  • Forest & Bird, a long established conservation organisation, has become involved with water issues due to increasing concern about the effects of pollution on freshwater ecosystems.
  • Freshwater Sciences Society aims to facilitate liaison between all persons interested in fresh and brackish water[8]
  • The Hydrological Society of New Zealand was set up in 1961 to "further the science of hydrology and its application to the understanding and management of New Zealand's water resources".[9]
  • Land Air Water Aotearoa was established by regional councils, research institutes and government entities to find the balance between using natural resources and maintaining their quality and availability.[10]
  • The Land and Water Forum brings together a wide range of entities with a stake in freshwater and land.[11]
  • The Waterways Centre, opened in 2010,[12] was established as a collaboration between University of Canterbury and Lincoln University to address freshwater management.[13]
  • The Freshwater Planning Process, established by the Resource Management Amendment Act 2020, is facilitated by the Office of the Chief Freshwater Commissioner.[14]

See also[edit]


  1. ^ Next steps for fresh water, consultation document (PDF). Ministry for the Environment.
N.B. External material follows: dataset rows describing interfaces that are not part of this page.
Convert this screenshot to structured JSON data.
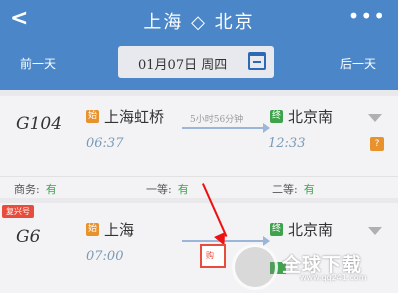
{
  "header": {
    "back_icon": "back-arrow-icon",
    "route_title": "上海 ◇ 北京",
    "more_icon": "more-dots-icon",
    "prev_day": "前一天",
    "next_day": "后一天",
    "date_label": "01月07日 周四",
    "calendar_icon": "calendar-icon"
  },
  "trains": [
    {
      "code": "G104",
      "from_badge": "始",
      "from_station": "上海虹桥",
      "depart_time": "06:37",
      "duration": "5小时56分钟",
      "to_badge": "终",
      "to_station": "北京南",
      "arrive_time": "12:33",
      "extra_icon_text": "?"
    },
    {
      "tag": "复兴号",
      "code": "G6",
      "from_badge": "始",
      "from_station": "上海",
      "depart_time": "07:00",
      "to_badge": "终",
      "to_station": "北京南"
    }
  ],
  "seats": [
    {
      "label": "商务:",
      "value": "有"
    },
    {
      "label": "一等:",
      "value": "有"
    },
    {
      "label": "二等:",
      "value": "有"
    }
  ],
  "popup": {
    "label": "购"
  },
  "watermark": {
    "name": "全球下载",
    "url": "www.qq241.com"
  },
  "colors": {
    "header": "#4a86c8",
    "accent_orange": "#e8922e",
    "accent_green": "#3fa34d",
    "annotation_red": "#e11"
  }
}
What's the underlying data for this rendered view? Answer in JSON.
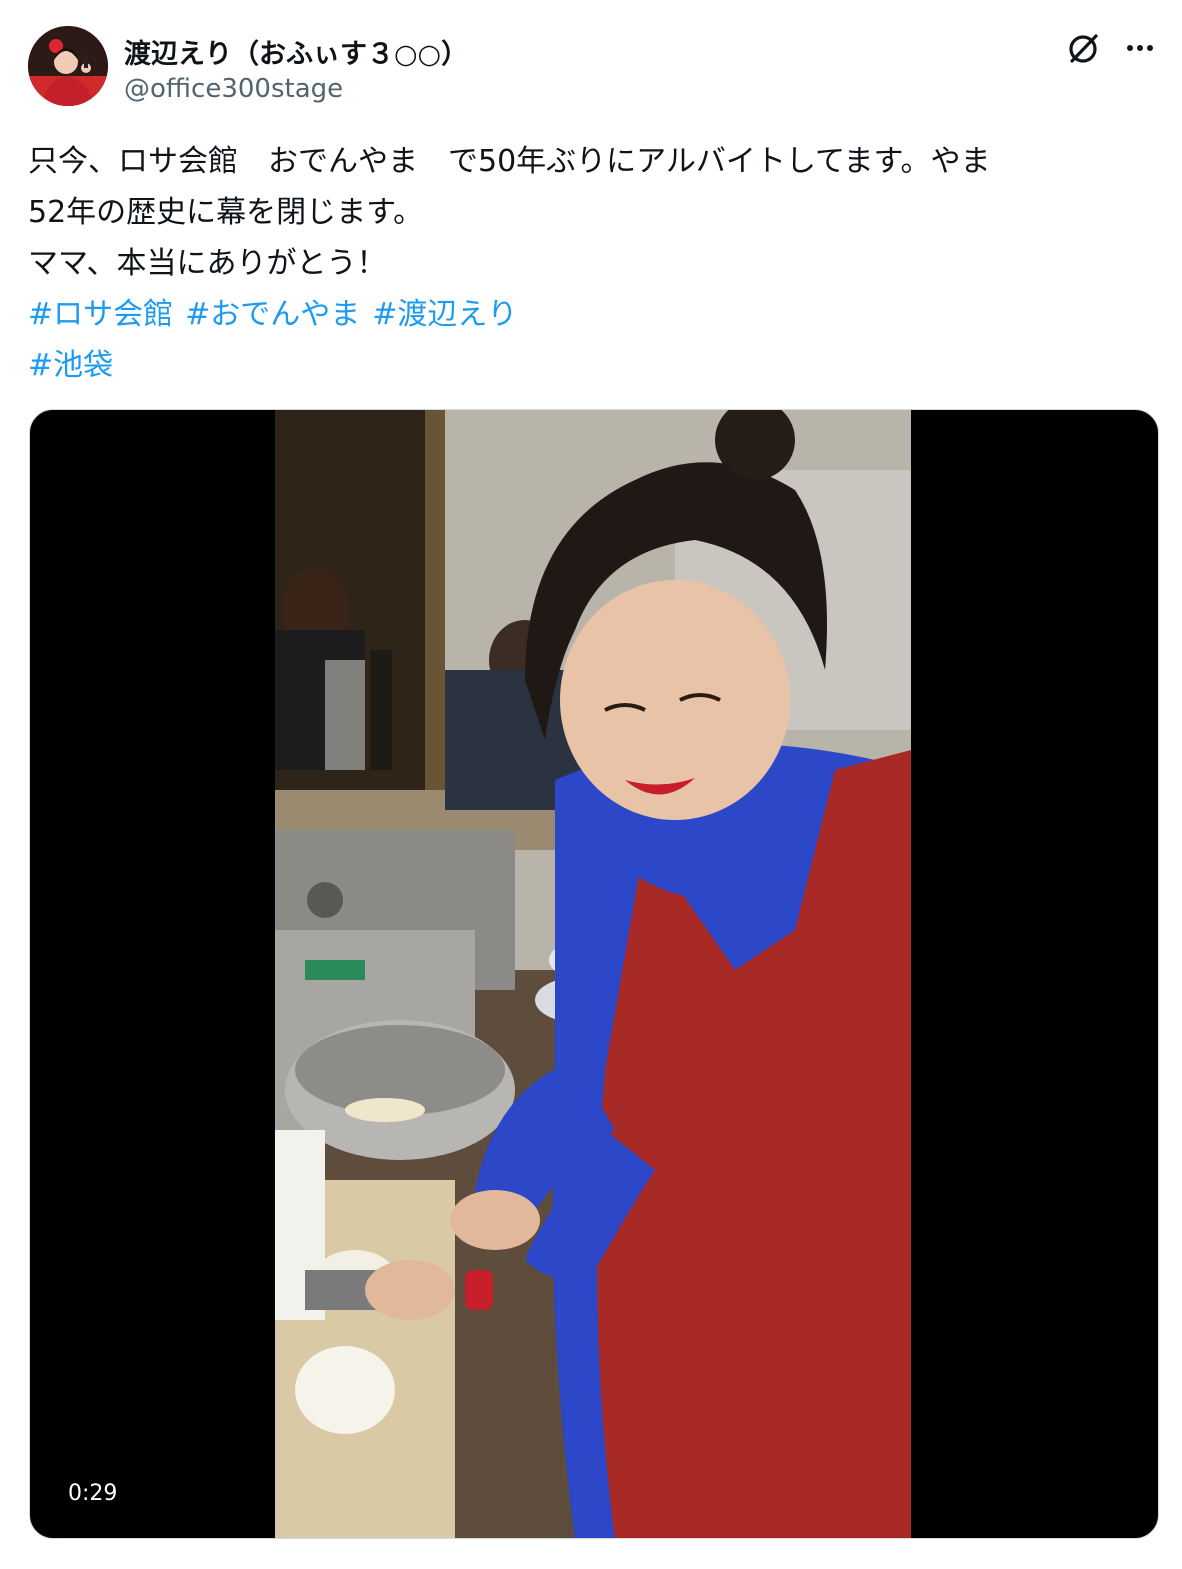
{
  "author": {
    "display_name": "渡辺えり（おふぃす３○○）",
    "handle": "@office300stage",
    "avatar_icon": "profile-photo"
  },
  "header_icons": {
    "grok": "grok-icon",
    "more": "more-icon"
  },
  "tweet": {
    "lines": [
      "只今、ロサ会館　おでんやま　で50年ぶりにアルバイトしてます。やま",
      "52年の歴史に幕を閉じます。",
      "ママ、本当にありがとう！"
    ],
    "hashtags_line1": [
      "#ロサ会館",
      "#おでんやま",
      "#渡辺えり"
    ],
    "hashtags_line2": [
      "#池袋"
    ]
  },
  "media": {
    "type": "video",
    "duration": "0:29"
  },
  "colors": {
    "link": "#1d9bf0",
    "secondary_text": "#536471",
    "primary_text": "#0f1419"
  }
}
February 2016. ISBN 978-0-908339-33-4.
  2. ^ Fourth Report of the Land and Water Forum. Land and Water Trust. November 2015. ISBN 978-0-473-34360-6.
  3. ^ "List of lakes of New Zealand". TheGrid. 12 February 2014. Archived from the original on 17 May 2019. Retrieved 21 November 2016.
  4. ^ Young, David (1 March 2009). Rivers – How New Zealand rivers are formed. Ministry for Culture and Heritage / Te Manatu- Taonga. ISBN 978-0-478-18451-8. Retrieved 7 August 2010. {{cite book}}: |work= ignored (help)
  5. ^ Murray, D. L. (1975). "Regional hydrology of the Clutha River". Journal of Hydrology (N.Z.). 14 (2): 85–98.
  6. ^ "Maruia Falls Attractions & Activities in Murchison New Zealand". Nelson Regional Development Agency. Retrieved 24 May 2022.
  7. ^ "National Policy Statement for Freshwater Management" (PDF). August 2017. Retrieved 13 September 2017.
  8. ^ "About NZFSS". Freshwater Sciences Society.
  9. ^ "The New Zealand Hydrological Society (Incorporated)". Retrieved 22 September 2010.
  10. ^ "About LAWA". Land Air Water Aotearoa.
  11. ^ "About us". Land & Water Forum.
  12. ^ "Minister opens new Waterways Centre". New Zealand Government. 9 July 2010. Retrieved 22 September 2010.
  13. ^ "About Waterways – Waterways Centre for Freshwater Management". Waterways Centre. Retrieved 22 September 2010.
  14. ^ "Essential Freshwater: A new Freshwater Planning Process factsheet". Ministry for the Environment. 1 June 2020. Retrieved 27 September 2023.

Further reading[edit]

External links[edit]